In computer programming, the scope of a name binding (an association of a name to an entity, such as a variable) is the part of a program where the name binding is valid; that is, where the name can be used to refer to the entity. In other parts of the program, the name may refer to a different entity (it may have a different binding), or to nothing at all (it may be unbound). Scope helps prevent name collisions by allowing the same name to refer to different objects – as long as the names have separate scopes. The scope of a name binding is also known as the visibility of an entity, particularly in older or more technical literature—this is from the perspective of the referenced entity, not the referencing name.

The term "scope" is also used to refer to the set of all name bindings that are valid within a part of a program or at a given point in a program, which is more correctly referred to as context or environment.[lower-alpha 1]

Strictly speaking[lower-alpha 2] and in practice for most programming languages, "part of a program" refers to a portion of source code (area of text), and is known as lexical scope. In some languages, however, "part of a program" refers to a portion of run time (time period during execution), and is known as dynamic scope. Both of these terms are somewhat misleading—they misuse technical terms, as discussed in the definition—but the distinction itself is accurate and precise, and these are the standard respective terms. Lexical scope is the main focus of this article, with dynamic scope understood by contrast with lexical scope.

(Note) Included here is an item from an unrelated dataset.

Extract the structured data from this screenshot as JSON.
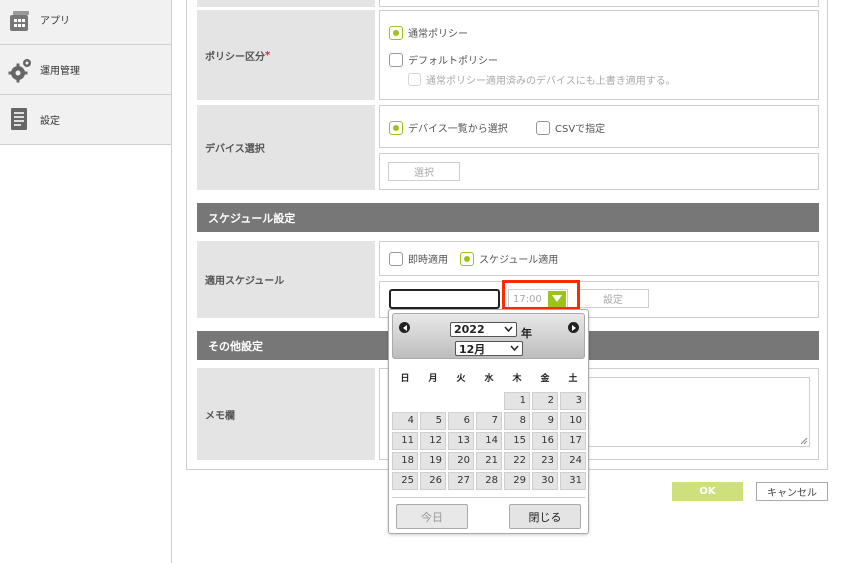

In most cases, name resolution based on lexical scope is relatively straightforward to use and to implement, as in use one can read backwards in the source code to determine to which entity a name refers, and in implementation one can maintain a list of names and contexts when compiling or interpreting a program. Difficulties arise in name masking, forward declarations, and hoisting, while considerably subtler ones arise with non-local variables, particularly in closures.